§ TASK TO COMPLETE:
In the listing below, find each line that holds "일별순매매" and list it.

§ EXERCISE MATERIALS:

================================

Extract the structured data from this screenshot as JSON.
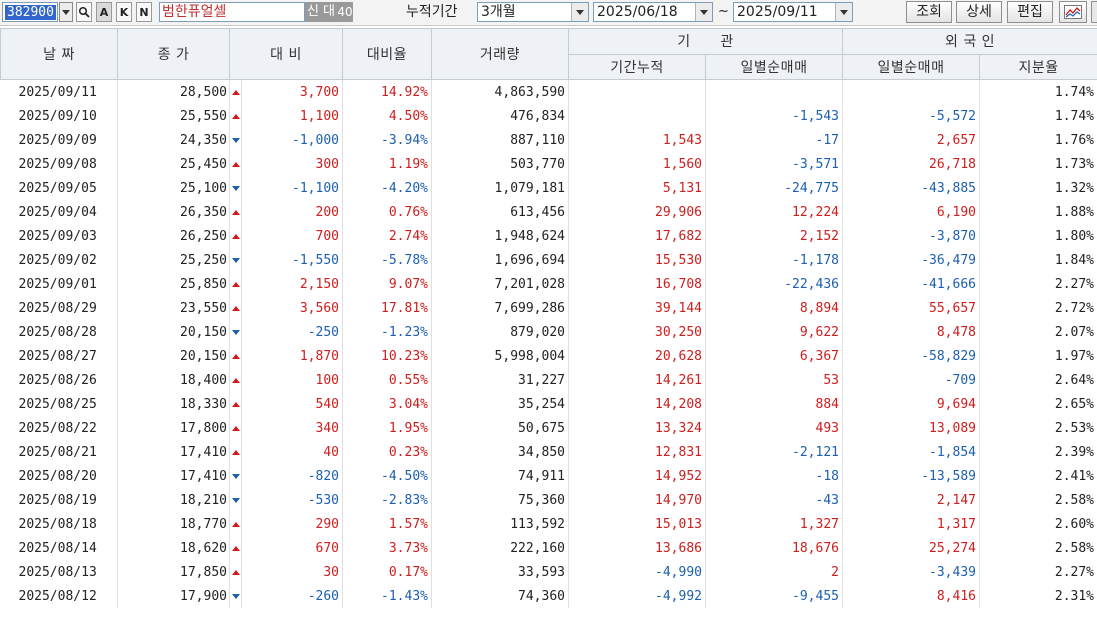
{
  "toolbar": {
    "code": "382900",
    "name": "범한퓨얼셀",
    "tag_new": "신",
    "tag_big": "대",
    "tag_num": "40",
    "small_btn_a": "A",
    "small_btn_k": "K",
    "small_btn_n": "N",
    "period_label": "누적기간",
    "period_value": "3개월",
    "date_from": "2025/06/18",
    "tilde": "~",
    "date_to": "2025/09/11",
    "btn_query": "조회",
    "btn_detail": "상세",
    "btn_edit": "편집"
  },
  "header": {
    "date": "날 짜",
    "close": "종 가",
    "diff": "대 비",
    "rate": "대비율",
    "volume": "거래량",
    "inst": "기      관",
    "inst_cum": "기간누적",
    "inst_daily": "일별순매매",
    "foreign": "외 국 인",
    "foreign_daily": "일별순매매",
    "foreign_share": "지분율"
  },
  "colors": {
    "up": "#d01c1c",
    "down": "#1c5fb0"
  },
  "rows": [
    {
      "date": "2025/09/11",
      "close": "28,500",
      "dir": "up",
      "diff": "3,700",
      "rate": "14.92%",
      "vol": "4,863,590",
      "icum": "",
      "icumd": "",
      "idaily": "",
      "idailyd": "",
      "fdaily": "",
      "fdailyd": "",
      "share": "1.74%"
    },
    {
      "date": "2025/09/10",
      "close": "25,550",
      "dir": "up",
      "diff": "1,100",
      "rate": "4.50%",
      "vol": "476,834",
      "icum": "",
      "icumd": "",
      "idaily": "-1,543",
      "idailyd": "down",
      "fdaily": "-5,572",
      "fdailyd": "down",
      "share": "1.74%"
    },
    {
      "date": "2025/09/09",
      "close": "24,350",
      "dir": "down",
      "diff": "-1,000",
      "rate": "-3.94%",
      "vol": "887,110",
      "icum": "1,543",
      "icumd": "up",
      "idaily": "-17",
      "idailyd": "down",
      "fdaily": "2,657",
      "fdailyd": "up",
      "share": "1.76%"
    },
    {
      "date": "2025/09/08",
      "close": "25,450",
      "dir": "up",
      "diff": "300",
      "rate": "1.19%",
      "vol": "503,770",
      "icum": "1,560",
      "icumd": "up",
      "idaily": "-3,571",
      "idailyd": "down",
      "fdaily": "26,718",
      "fdailyd": "up",
      "share": "1.73%"
    },
    {
      "date": "2025/09/05",
      "close": "25,100",
      "dir": "down",
      "diff": "-1,100",
      "rate": "-4.20%",
      "vol": "1,079,181",
      "icum": "5,131",
      "icumd": "up",
      "idaily": "-24,775",
      "idailyd": "down",
      "fdaily": "-43,885",
      "fdailyd": "down",
      "share": "1.32%"
    },
    {
      "date": "2025/09/04",
      "close": "26,350",
      "dir": "up",
      "diff": "200",
      "rate": "0.76%",
      "vol": "613,456",
      "icum": "29,906",
      "icumd": "up",
      "idaily": "12,224",
      "idailyd": "up",
      "fdaily": "6,190",
      "fdailyd": "up",
      "share": "1.88%"
    },
    {
      "date": "2025/09/03",
      "close": "26,250",
      "dir": "up",
      "diff": "700",
      "rate": "2.74%",
      "vol": "1,948,624",
      "icum": "17,682",
      "icumd": "up",
      "idaily": "2,152",
      "idailyd": "up",
      "fdaily": "-3,870",
      "fdailyd": "down",
      "share": "1.80%"
    },
    {
      "date": "2025/09/02",
      "close": "25,250",
      "dir": "down",
      "diff": "-1,550",
      "rate": "-5.78%",
      "vol": "1,696,694",
      "icum": "15,530",
      "icumd": "up",
      "idaily": "-1,178",
      "idailyd": "down",
      "fdaily": "-36,479",
      "fdailyd": "down",
      "share": "1.84%"
    },
    {
      "date": "2025/09/01",
      "close": "25,850",
      "dir": "up",
      "diff": "2,150",
      "rate": "9.07%",
      "vol": "7,201,028",
      "icum": "16,708",
      "icumd": "up",
      "idaily": "-22,436",
      "idailyd": "down",
      "fdaily": "-41,666",
      "fdailyd": "down",
      "share": "2.27%"
    },
    {
      "date": "2025/08/29",
      "close": "23,550",
      "dir": "up",
      "diff": "3,560",
      "rate": "17.81%",
      "vol": "7,699,286",
      "icum": "39,144",
      "icumd": "up",
      "idaily": "8,894",
      "idailyd": "up",
      "fdaily": "55,657",
      "fdailyd": "up",
      "share": "2.72%"
    },
    {
      "date": "2025/08/28",
      "close": "20,150",
      "dir": "down",
      "diff": "-250",
      "rate": "-1.23%",
      "vol": "879,020",
      "icum": "30,250",
      "icumd": "up",
      "idaily": "9,622",
      "idailyd": "up",
      "fdaily": "8,478",
      "fdailyd": "up",
      "share": "2.07%"
    },
    {
      "date": "2025/08/27",
      "close": "20,150",
      "dir": "up",
      "diff": "1,870",
      "rate": "10.23%",
      "vol": "5,998,004",
      "icum": "20,628",
      "icumd": "up",
      "idaily": "6,367",
      "idailyd": "up",
      "fdaily": "-58,829",
      "fdailyd": "down",
      "share": "1.97%"
    },
    {
      "date": "2025/08/26",
      "close": "18,400",
      "dir": "up",
      "diff": "100",
      "rate": "0.55%",
      "vol": "31,227",
      "icum": "14,261",
      "icumd": "up",
      "idaily": "53",
      "idailyd": "up",
      "fdaily": "-709",
      "fdailyd": "down",
      "share": "2.64%"
    },
    {
      "date": "2025/08/25",
      "close": "18,330",
      "dir": "up",
      "diff": "540",
      "rate": "3.04%",
      "vol": "35,254",
      "icum": "14,208",
      "icumd": "up",
      "idaily": "884",
      "idailyd": "up",
      "fdaily": "9,694",
      "fdailyd": "up",
      "share": "2.65%"
    },
    {
      "date": "2025/08/22",
      "close": "17,800",
      "dir": "up",
      "diff": "340",
      "rate": "1.95%",
      "vol": "50,675",
      "icum": "13,324",
      "icumd": "up",
      "idaily": "493",
      "idailyd": "up",
      "fdaily": "13,089",
      "fdailyd": "up",
      "share": "2.53%"
    },
    {
      "date": "2025/08/21",
      "close": "17,410",
      "dir": "up",
      "diff": "40",
      "rate": "0.23%",
      "vol": "34,850",
      "icum": "12,831",
      "icumd": "up",
      "idaily": "-2,121",
      "idailyd": "down",
      "fdaily": "-1,854",
      "fdailyd": "down",
      "share": "2.39%"
    },
    {
      "date": "2025/08/20",
      "close": "17,410",
      "dir": "down",
      "diff": "-820",
      "rate": "-4.50%",
      "vol": "74,911",
      "icum": "14,952",
      "icumd": "up",
      "idaily": "-18",
      "idailyd": "down",
      "fdaily": "-13,589",
      "fdailyd": "down",
      "share": "2.41%"
    },
    {
      "date": "2025/08/19",
      "close": "18,210",
      "dir": "down",
      "diff": "-530",
      "rate": "-2.83%",
      "vol": "75,360",
      "icum": "14,970",
      "icumd": "up",
      "idaily": "-43",
      "idailyd": "down",
      "fdaily": "2,147",
      "fdailyd": "up",
      "share": "2.58%"
    },
    {
      "date": "2025/08/18",
      "close": "18,770",
      "dir": "up",
      "diff": "290",
      "rate": "1.57%",
      "vol": "113,592",
      "icum": "15,013",
      "icumd": "up",
      "idaily": "1,327",
      "idailyd": "up",
      "fdaily": "1,317",
      "fdailyd": "up",
      "share": "2.60%"
    },
    {
      "date": "2025/08/14",
      "close": "18,620",
      "dir": "up",
      "diff": "670",
      "rate": "3.73%",
      "vol": "222,160",
      "icum": "13,686",
      "icumd": "up",
      "idaily": "18,676",
      "idailyd": "up",
      "fdaily": "25,274",
      "fdailyd": "up",
      "share": "2.58%"
    },
    {
      "date": "2025/08/13",
      "close": "17,850",
      "dir": "up",
      "diff": "30",
      "rate": "0.17%",
      "vol": "33,593",
      "icum": "-4,990",
      "icumd": "down",
      "idaily": "2",
      "idailyd": "up",
      "fdaily": "-3,439",
      "fdailyd": "down",
      "share": "2.27%"
    },
    {
      "date": "2025/08/12",
      "close": "17,900",
      "dir": "down",
      "diff": "-260",
      "rate": "-1.43%",
      "vol": "74,360",
      "icum": "-4,992",
      "icumd": "down",
      "idaily": "-9,455",
      "idailyd": "down",
      "fdaily": "8,416",
      "fdailyd": "up",
      "share": "2.31%"
    }
  ]
}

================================

§ SOLVED EXERCISE:
    "inst_daily": "일별순매매",
    "foreign_daily": "일별순매매",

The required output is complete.